With students now having so much access to the internet, our students need to learn how to safely navigate the internet. Typically in the past, when it comes to internet safety concerns, our schools have been focused on one thing and that's inappropriate content. We see a lot of schools that have filters in place to keep students from accessing certain websites and from certain content appearing in search fields. However, there's a safety concern when it comes to social media. Our students are starting to post information both in school and out of school, that's accessed by other students and that can cause a lot of conflict. And cyber bullying is becoming a bigger part of the lives of students around the nation.
And there's also online addictions that our students need to be aware of. Even how much time they spend on their social media sites can become an addiction that blocks them from being productive in other areas of their life. And there's online predators out there. Our students are starting to communicate with an online or global community and that means there's more people that could potentially take advantage of them. Helping our students understand these various internet concerns can keep them safe as they navigate the internet. And beyond just safety, our students need to learn how to properly use the internet. For example, what does it look like to find scholarly content versus just searching in a Google field.
And our students should learn to access the credibility of the content they find. These two skills in particular will really help our students be successful as they move in to college. And our students should have some conversations about managing their online image. If they're posting information to Facebook or on Twitter or even Instagram, that could potentially be viewed by future employers. Having a conversation up front with our students can help them be aware of how their image can be managed online. And then also, communicating online is an important skill that students should learn. Now the common examples of theres are learning to not send all cap letters in an email, but students can also explore when it's appropriate to use shorthand such as txt for test as opposed to writing on the word text in a scholarly writing.
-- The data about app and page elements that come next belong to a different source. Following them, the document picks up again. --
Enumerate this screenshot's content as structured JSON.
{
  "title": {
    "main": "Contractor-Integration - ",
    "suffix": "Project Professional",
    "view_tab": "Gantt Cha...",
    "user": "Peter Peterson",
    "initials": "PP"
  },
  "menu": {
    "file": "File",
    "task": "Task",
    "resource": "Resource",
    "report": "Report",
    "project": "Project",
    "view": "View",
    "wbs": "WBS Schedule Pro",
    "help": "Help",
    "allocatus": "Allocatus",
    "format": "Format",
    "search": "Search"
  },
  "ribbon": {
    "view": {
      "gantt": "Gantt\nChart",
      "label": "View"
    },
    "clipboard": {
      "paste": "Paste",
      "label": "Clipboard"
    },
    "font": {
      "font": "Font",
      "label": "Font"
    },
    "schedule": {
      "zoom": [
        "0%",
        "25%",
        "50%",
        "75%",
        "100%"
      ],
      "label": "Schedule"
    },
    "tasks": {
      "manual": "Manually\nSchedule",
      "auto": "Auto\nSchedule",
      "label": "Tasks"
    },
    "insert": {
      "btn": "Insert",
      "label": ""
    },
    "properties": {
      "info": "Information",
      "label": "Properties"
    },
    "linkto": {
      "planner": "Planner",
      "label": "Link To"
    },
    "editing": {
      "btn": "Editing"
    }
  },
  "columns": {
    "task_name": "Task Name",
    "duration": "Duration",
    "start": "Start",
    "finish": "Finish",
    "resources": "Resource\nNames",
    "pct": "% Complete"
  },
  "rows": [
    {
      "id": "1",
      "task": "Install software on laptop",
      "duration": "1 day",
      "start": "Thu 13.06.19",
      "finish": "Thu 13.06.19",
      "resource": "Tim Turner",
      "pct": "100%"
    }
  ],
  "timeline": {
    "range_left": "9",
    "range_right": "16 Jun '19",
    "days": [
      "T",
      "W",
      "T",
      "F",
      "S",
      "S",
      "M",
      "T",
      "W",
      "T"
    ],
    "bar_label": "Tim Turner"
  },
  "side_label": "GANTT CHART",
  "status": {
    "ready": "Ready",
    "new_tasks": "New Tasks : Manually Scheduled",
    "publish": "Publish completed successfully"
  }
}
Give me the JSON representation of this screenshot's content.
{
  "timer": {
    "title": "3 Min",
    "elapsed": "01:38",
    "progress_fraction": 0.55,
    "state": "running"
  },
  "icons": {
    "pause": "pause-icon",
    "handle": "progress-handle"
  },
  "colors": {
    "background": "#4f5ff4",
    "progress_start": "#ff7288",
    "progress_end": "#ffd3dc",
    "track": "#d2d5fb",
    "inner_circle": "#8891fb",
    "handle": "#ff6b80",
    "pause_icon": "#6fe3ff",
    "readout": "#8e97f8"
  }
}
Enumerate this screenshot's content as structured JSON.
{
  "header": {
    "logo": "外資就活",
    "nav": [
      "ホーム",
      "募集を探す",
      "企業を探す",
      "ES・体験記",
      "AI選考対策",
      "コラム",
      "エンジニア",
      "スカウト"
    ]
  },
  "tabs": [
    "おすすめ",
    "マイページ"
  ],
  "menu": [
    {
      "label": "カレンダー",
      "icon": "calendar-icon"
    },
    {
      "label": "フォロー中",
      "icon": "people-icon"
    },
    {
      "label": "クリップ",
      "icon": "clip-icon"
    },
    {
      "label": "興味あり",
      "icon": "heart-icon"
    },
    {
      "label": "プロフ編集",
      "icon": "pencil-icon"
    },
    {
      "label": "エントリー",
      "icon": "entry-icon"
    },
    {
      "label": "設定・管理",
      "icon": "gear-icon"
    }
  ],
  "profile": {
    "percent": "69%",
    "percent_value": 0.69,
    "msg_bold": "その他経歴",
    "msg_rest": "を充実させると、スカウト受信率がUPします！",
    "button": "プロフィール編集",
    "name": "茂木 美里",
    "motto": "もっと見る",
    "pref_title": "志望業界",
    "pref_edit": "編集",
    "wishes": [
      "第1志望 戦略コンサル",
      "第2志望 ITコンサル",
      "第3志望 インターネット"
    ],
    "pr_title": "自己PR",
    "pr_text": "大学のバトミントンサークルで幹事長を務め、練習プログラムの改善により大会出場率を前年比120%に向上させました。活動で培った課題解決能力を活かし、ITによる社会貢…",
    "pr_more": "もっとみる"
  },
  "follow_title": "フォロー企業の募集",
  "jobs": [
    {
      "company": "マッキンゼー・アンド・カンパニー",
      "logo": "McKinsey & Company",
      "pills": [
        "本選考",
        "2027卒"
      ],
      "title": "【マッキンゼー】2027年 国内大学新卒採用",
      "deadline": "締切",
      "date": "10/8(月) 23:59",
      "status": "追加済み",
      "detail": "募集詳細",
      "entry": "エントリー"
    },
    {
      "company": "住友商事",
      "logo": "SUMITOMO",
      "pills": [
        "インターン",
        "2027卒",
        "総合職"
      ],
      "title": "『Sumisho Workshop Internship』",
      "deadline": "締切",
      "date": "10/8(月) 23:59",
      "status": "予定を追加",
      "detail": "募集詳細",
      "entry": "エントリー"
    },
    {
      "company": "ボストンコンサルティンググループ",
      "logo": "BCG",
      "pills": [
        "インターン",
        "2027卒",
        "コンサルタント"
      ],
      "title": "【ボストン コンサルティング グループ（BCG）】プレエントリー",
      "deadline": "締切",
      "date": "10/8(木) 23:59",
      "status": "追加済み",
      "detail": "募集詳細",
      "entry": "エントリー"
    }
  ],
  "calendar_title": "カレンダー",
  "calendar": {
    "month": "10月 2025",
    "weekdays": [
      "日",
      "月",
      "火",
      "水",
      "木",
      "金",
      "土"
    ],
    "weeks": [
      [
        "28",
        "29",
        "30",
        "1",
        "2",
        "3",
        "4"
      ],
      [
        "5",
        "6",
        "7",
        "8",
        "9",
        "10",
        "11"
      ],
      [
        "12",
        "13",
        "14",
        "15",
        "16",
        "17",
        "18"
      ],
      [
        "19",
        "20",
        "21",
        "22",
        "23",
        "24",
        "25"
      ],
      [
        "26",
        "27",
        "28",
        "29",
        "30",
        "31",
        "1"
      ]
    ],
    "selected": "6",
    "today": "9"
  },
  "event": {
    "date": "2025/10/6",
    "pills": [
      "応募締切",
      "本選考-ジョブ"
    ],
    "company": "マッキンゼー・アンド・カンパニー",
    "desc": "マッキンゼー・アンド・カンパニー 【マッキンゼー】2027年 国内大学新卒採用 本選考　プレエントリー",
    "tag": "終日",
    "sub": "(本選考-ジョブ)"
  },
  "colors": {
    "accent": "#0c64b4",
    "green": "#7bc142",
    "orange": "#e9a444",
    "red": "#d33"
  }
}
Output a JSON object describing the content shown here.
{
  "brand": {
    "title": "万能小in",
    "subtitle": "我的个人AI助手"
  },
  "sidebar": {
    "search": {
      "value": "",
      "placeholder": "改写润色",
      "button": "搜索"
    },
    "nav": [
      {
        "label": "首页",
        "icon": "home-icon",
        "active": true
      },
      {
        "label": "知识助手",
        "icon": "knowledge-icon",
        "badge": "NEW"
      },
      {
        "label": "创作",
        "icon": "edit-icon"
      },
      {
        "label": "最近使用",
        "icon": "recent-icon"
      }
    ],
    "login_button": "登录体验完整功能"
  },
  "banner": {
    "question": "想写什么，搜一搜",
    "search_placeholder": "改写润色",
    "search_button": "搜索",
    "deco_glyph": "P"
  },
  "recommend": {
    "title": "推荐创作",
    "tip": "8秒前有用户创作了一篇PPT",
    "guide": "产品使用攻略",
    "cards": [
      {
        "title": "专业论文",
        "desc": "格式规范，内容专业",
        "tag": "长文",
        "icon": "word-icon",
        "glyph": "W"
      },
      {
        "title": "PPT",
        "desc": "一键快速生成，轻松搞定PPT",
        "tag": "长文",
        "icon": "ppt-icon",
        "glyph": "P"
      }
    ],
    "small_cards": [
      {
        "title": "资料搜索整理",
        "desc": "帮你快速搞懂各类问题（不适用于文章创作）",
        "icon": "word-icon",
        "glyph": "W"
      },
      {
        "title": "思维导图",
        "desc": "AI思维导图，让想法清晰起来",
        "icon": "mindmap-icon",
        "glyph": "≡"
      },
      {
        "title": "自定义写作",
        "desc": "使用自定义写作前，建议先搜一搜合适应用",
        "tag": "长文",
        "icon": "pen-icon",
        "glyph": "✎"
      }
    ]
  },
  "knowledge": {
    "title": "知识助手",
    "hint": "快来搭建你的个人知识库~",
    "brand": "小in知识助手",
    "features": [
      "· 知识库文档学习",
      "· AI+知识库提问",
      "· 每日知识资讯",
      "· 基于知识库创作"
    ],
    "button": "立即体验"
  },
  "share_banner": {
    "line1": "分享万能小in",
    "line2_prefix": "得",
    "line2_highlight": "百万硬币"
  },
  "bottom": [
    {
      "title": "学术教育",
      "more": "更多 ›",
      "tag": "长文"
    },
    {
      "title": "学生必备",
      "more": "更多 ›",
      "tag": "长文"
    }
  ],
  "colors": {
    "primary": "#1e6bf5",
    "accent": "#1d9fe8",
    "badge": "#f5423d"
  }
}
When it comes to teaching students how to be internet savvy, I've grouped all of these areas into this one objective: that students will safely navigate the internet by self-filtering content for quality, protecting themselves online, and communicating appropriately. In the next video, we'll go ahead and discuss in teacher best practices, for how we can make this objective a reality for our students.